High-Tech Situation: A company that shows prospects of earnings growth due to its technological expertise in its respective field. Very risky - high reward.

Income Situation: Utilities, preferred stocks and bonds. For IRAs they represent compounding of tax-free dividends and interest. These securities for one reason or another just do not conform to our Yield Securities listed above under our Core portfolio, yet they may have other good characteristics.

Special Growth Situation: A company that has a consistent record of sales and per share earnings growth.

Tax Situation: Securities which do not conform to any other category and should not be held except that, for tax reasons, it is not currently wise to sell the security.

Other Special Situations: A company whose assets and stock price may increase significantly as a result of a favorable litigation settlement, takeover, extraordinary profit, large contract or a technological breakthrough. Usually speculative but near-term explosive price appreciation is possible.

GENERAL THOUGHTS ON CHOOSING AN INVESTMENT ADVISOR:

Methods used by one investment advisor can be diametrically the opposite of another advisor, yet both can make money. For example, the basic Relative Strength concept is to buy high and hopefully sell higher. There is no doubt that Relative Strength does work, and occasionally in a most spectacular manner.

Another approach might be to purchase only stocks with low Price Earnings multiples and greater total returns. Buying low PE stocks and selling high PE stocks has been proven to be a simple way to beat the market.

Relative Strength is almost the antithesis of the low PE approach. The low PE approach shuns the high Relative Strength stocks, yet both methods work and are successful for some advisors.

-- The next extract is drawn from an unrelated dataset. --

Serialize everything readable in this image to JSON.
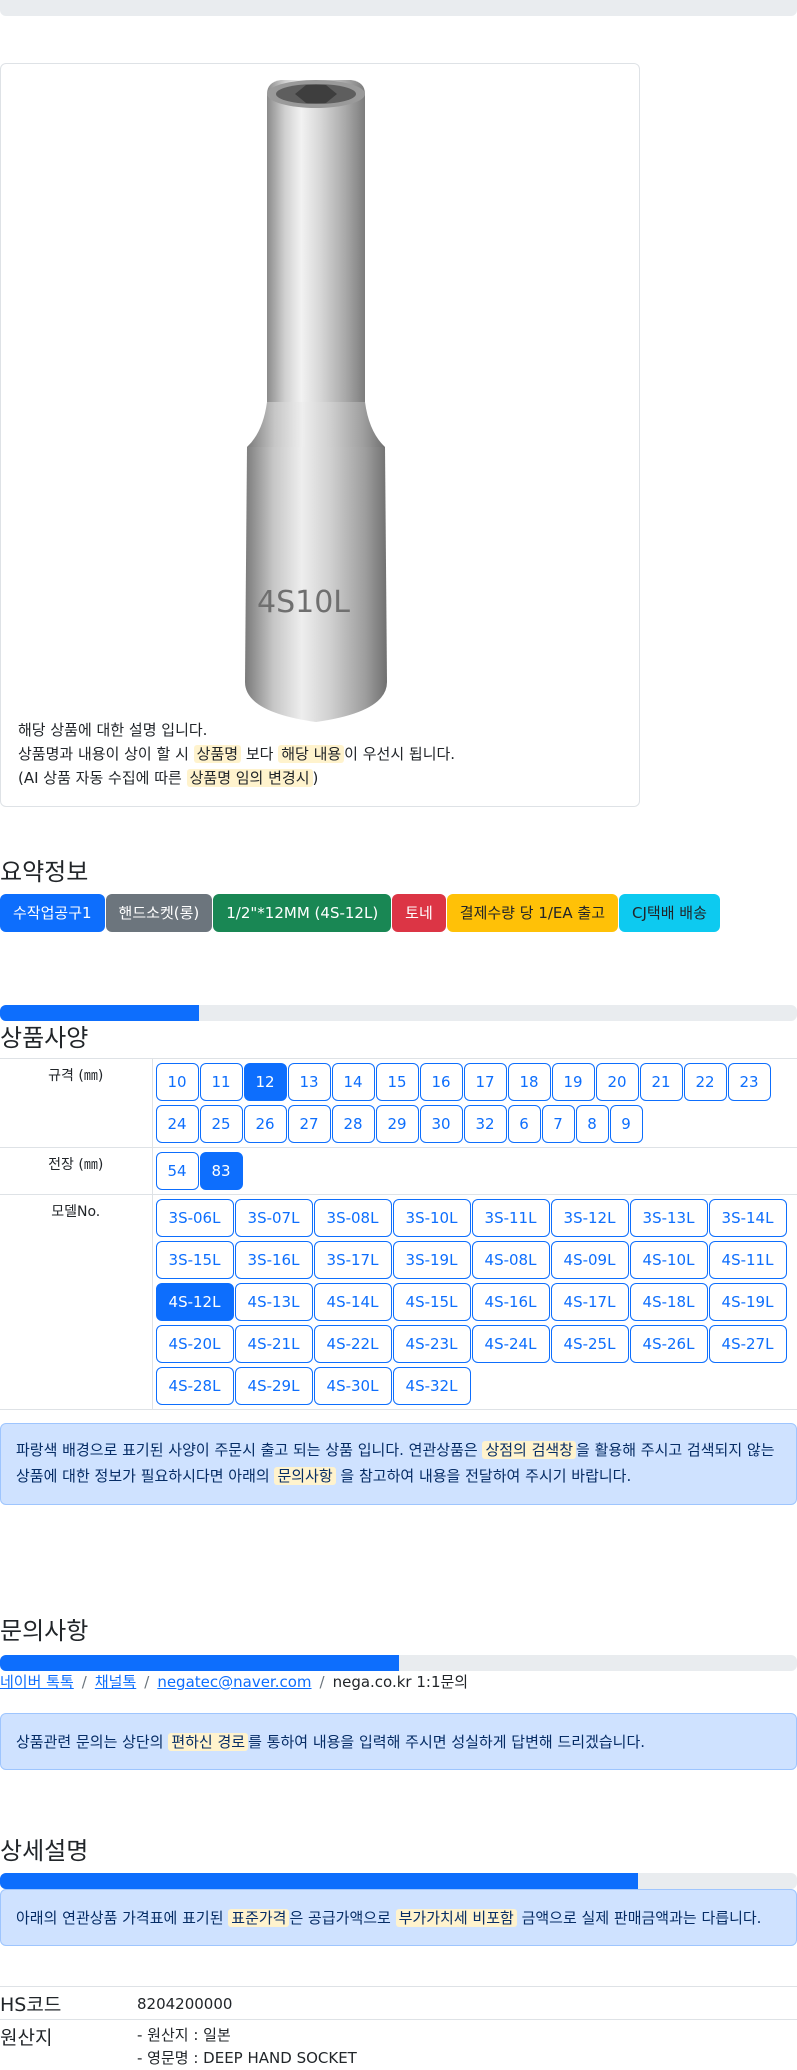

The common characteristic winning advisors have is the ability to stick to their original game plans. They know in advance that there will be periods when the market will frustrate them. In fact, there will be periods when the market is going to make them look downright foolish. The point is, during these adverse periods they do not abandon the winning concepts.

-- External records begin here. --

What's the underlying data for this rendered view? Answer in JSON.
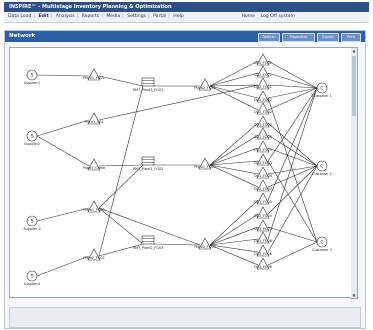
{
  "app": {
    "title": "INSPIRE™ - Multistage Inventory Planning & Optimization"
  },
  "menu": {
    "items": [
      "Data Load",
      "Edit",
      "Analysis",
      "Reports",
      "Media",
      "Settings",
      "Portal",
      "Help"
    ],
    "active": "Edit",
    "user_items": [
      "Home",
      "Log Off system"
    ]
  },
  "panel": {
    "title": "Network",
    "buttons": [
      "Refresh",
      "Properties",
      "Export",
      "Print"
    ]
  },
  "nodes": {
    "suppliers": [
      "Supplier1",
      "Supplier2",
      "Supplier 3",
      "Supplier4"
    ],
    "plants": [
      "Plant1_FG01",
      "Plant1_C02",
      "Plant1_Comp",
      "Plant1_FG03",
      "Plant2_FG02"
    ],
    "warehouses": [
      "RMT_Plant1_FG01",
      "RMT_Plant2_FG02",
      "RMT_Plant2_FG03"
    ],
    "plant_fg": [
      "Plant2_FG01",
      "Plant1_FG04",
      "Plant2_FG03"
    ],
    "dcs": [
      "DC1_FG01",
      "DC2_FG01",
      "DC3_FG01",
      "DC1_FG02",
      "DC2_FG02",
      "DC3_FG02",
      "DC1_FG03",
      "DC2_FG03",
      "DC3_FG03",
      "DC1_FG04",
      "DC2_FG04",
      "DC1_FG05",
      "DC2_FG05",
      "DC3_FG05",
      "DC1_FG06",
      "DC2_FG06",
      "DC3_FG06"
    ],
    "customers": [
      "Customer 1",
      "Customer 2",
      "Customer 3"
    ]
  },
  "colors": {
    "header": "#2d5fa5",
    "titlebar": "#2d4f88",
    "node_stroke": "#333333",
    "edge": "#333333"
  }
}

Losing advisors and losing investors are constantly looking for Wall Street’s Holy Grail. Unfortunately, it does not exist. They are constantly jumping from one theory to another. With no overall plan of attack, and without a plan that you are going to adhere to, you will not do well in the stock market. You have to find an approach that is compatible to your personality, refine it, and then put this approach into actual practice, and adhere to it.

There are many extremely intelligent people who continually lose money in the stock market. The reason they lose is because they lack an overall game plan. Intelligence has nothing to do with it, the market really doesn’t care if you have an MBA. There are times when intelligence can work against you, because the market often takes twists and turns that fly in the face of intelligence and logic. For example, it might seem logical to salt away a few profits after the market has had a big upward move. The tendency is to sell stocks that have advanced the most and retain those that have not yet participated in the rise. It does not take much reasoning to conclude that those which have appreciated the most are probably perilously high, while those which stood relatively still are less likely to drop. While this approach is logical, it is very often wrong. The stocks that ballooned most in price probably did so on their own merit. Except for normal corrections from time to time, they are quite likely to keep on rising. But the stocks that stood still probably did so because they were already fully valued.

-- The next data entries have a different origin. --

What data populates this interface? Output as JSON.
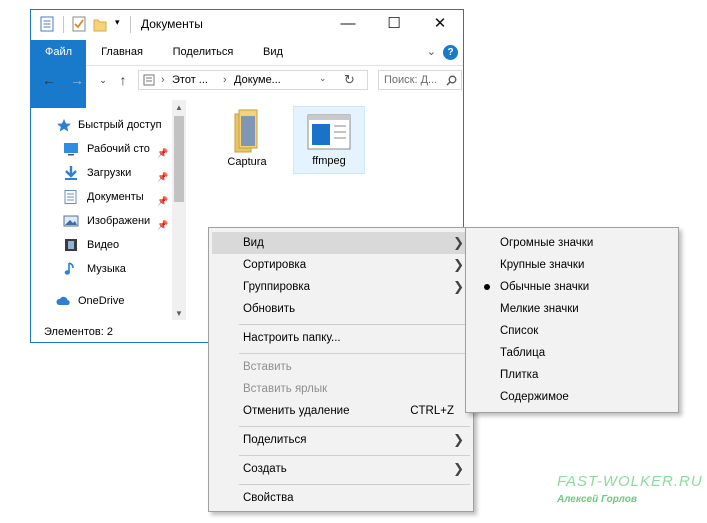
{
  "window": {
    "title": "Документы",
    "controls": {
      "minimize": "—",
      "maximize": "☐",
      "close": "✕"
    }
  },
  "ribbon": {
    "tabs": [
      "Файл",
      "Главная",
      "Поделиться",
      "Вид"
    ],
    "help": "?"
  },
  "address": {
    "crumbs": [
      "Этот ...",
      "Докуме..."
    ],
    "search_placeholder": "Поиск: Д..."
  },
  "nav": {
    "items": [
      {
        "label": "Быстрый доступ",
        "icon": "star-icon"
      },
      {
        "label": "Рабочий сто",
        "icon": "desktop-icon",
        "pinned": true
      },
      {
        "label": "Загрузки",
        "icon": "download-icon",
        "pinned": true
      },
      {
        "label": "Документы",
        "icon": "documents-icon",
        "pinned": true
      },
      {
        "label": "Изображени",
        "icon": "pictures-icon",
        "pinned": true
      },
      {
        "label": "Видео",
        "icon": "video-icon"
      },
      {
        "label": "Музыка",
        "icon": "music-icon"
      },
      {
        "label": "OneDrive",
        "icon": "cloud-icon"
      }
    ]
  },
  "files": [
    {
      "name": "Captura",
      "icon": "folder-icon"
    },
    {
      "name": "ffmpeg",
      "icon": "folder-icon",
      "selected": true
    }
  ],
  "status": "Элементов: 2",
  "context_menu": {
    "items": [
      {
        "label": "Вид",
        "submenu": true,
        "highlighted": true
      },
      {
        "label": "Сортировка",
        "submenu": true
      },
      {
        "label": "Группировка",
        "submenu": true
      },
      {
        "label": "Обновить"
      },
      {
        "label": "Настроить папку..."
      },
      {
        "label": "Вставить",
        "disabled": true
      },
      {
        "label": "Вставить ярлык",
        "disabled": true
      },
      {
        "label": "Отменить удаление",
        "shortcut": "CTRL+Z"
      },
      {
        "label": "Поделиться",
        "submenu": true
      },
      {
        "label": "Создать",
        "submenu": true
      },
      {
        "label": "Свойства"
      }
    ]
  },
  "view_submenu": {
    "items": [
      "Огромные значки",
      "Крупные значки",
      "Обычные значки",
      "Мелкие значки",
      "Список",
      "Таблица",
      "Плитка",
      "Содержимое"
    ],
    "selected": "Обычные значки"
  },
  "watermark": {
    "site": "FAST-WOLKER.RU",
    "author": "Алексей Горлов"
  },
  "colors": {
    "accent": "#1979ca",
    "folder": "#f5d37a",
    "menu_bg": "#f2f2f2"
  }
}
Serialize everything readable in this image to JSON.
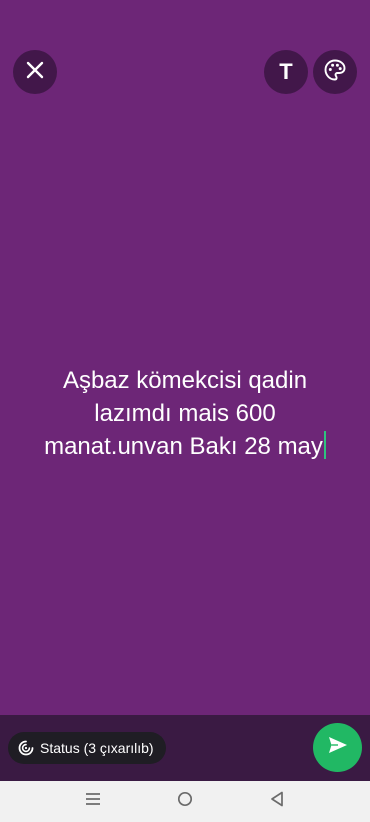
{
  "header": {
    "close_icon": "close-icon",
    "text_tool_label": "T",
    "palette_icon": "palette-icon"
  },
  "status": {
    "text": "Aşbaz kömekcisi qadin lazımdı mais 600 manat.unvan Bakı 28 may",
    "background_color": "#6d2677",
    "caret_color": "#2ec27e"
  },
  "footer": {
    "audience_label": "Status (3 çıxarılıb)",
    "audience_icon": "status-ring-icon",
    "send_icon": "send-icon",
    "send_color": "#21b864"
  },
  "system_nav": {
    "menu_icon": "recent-apps-icon",
    "home_icon": "home-icon",
    "back_icon": "back-icon"
  }
}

INVEST/O is a small but effective investment advisory service, and therefore gives each client unique and personalized attention. Each client’s financial goals and investment ideas and values are key ingredients in our work. We strive to maintain a clean, proven investment philosophy tailored to an individual’s needs and goals.

An investment advisor has the resources and knowledge to choose rewarding investments. Pick an advisor with a philosophy you can be proud of and who has the willingness to stick to his or her principles.